Work to complete: Filter the data below for the string "image" and copy each matching line.

Record extracts:
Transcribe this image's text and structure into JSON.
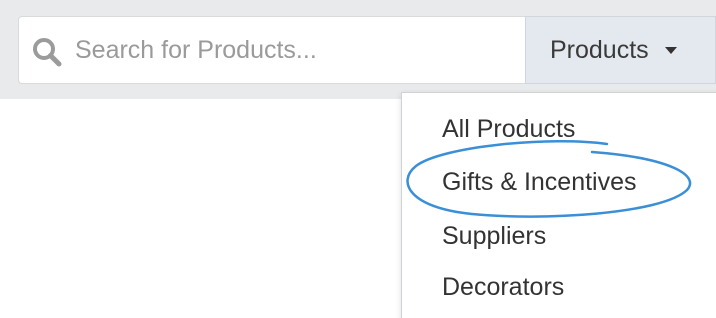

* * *

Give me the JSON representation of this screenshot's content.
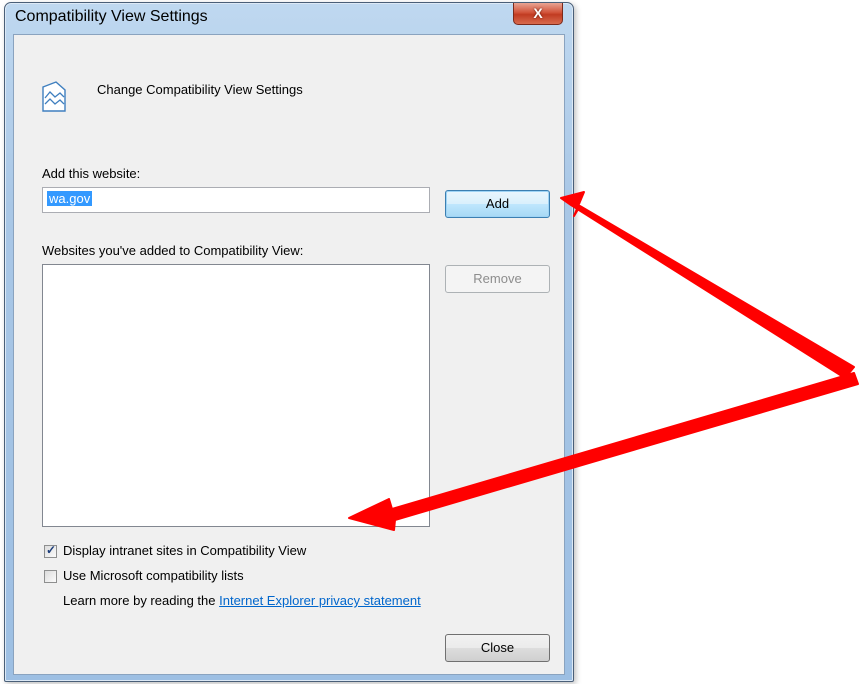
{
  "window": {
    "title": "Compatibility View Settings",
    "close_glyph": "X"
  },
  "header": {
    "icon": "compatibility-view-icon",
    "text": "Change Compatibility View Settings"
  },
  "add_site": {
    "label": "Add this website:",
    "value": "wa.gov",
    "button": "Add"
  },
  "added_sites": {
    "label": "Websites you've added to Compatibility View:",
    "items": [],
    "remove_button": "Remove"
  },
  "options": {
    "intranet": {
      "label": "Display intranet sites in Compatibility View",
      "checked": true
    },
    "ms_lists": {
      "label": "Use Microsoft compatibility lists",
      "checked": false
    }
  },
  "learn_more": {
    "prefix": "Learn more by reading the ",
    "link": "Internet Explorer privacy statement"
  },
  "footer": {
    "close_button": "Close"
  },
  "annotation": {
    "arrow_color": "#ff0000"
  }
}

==

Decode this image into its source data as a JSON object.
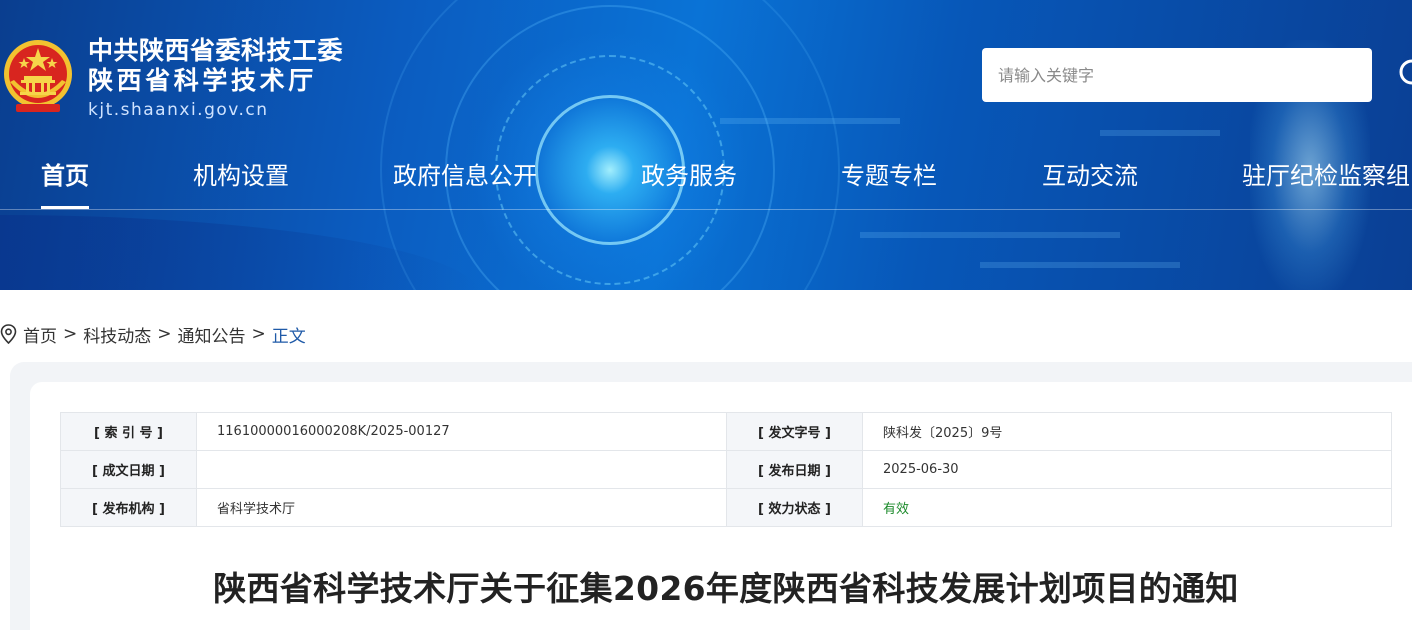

Exercise answer:
Transcribe this image's text and structure into JSON.
Decode this image into its source data as a JSON object.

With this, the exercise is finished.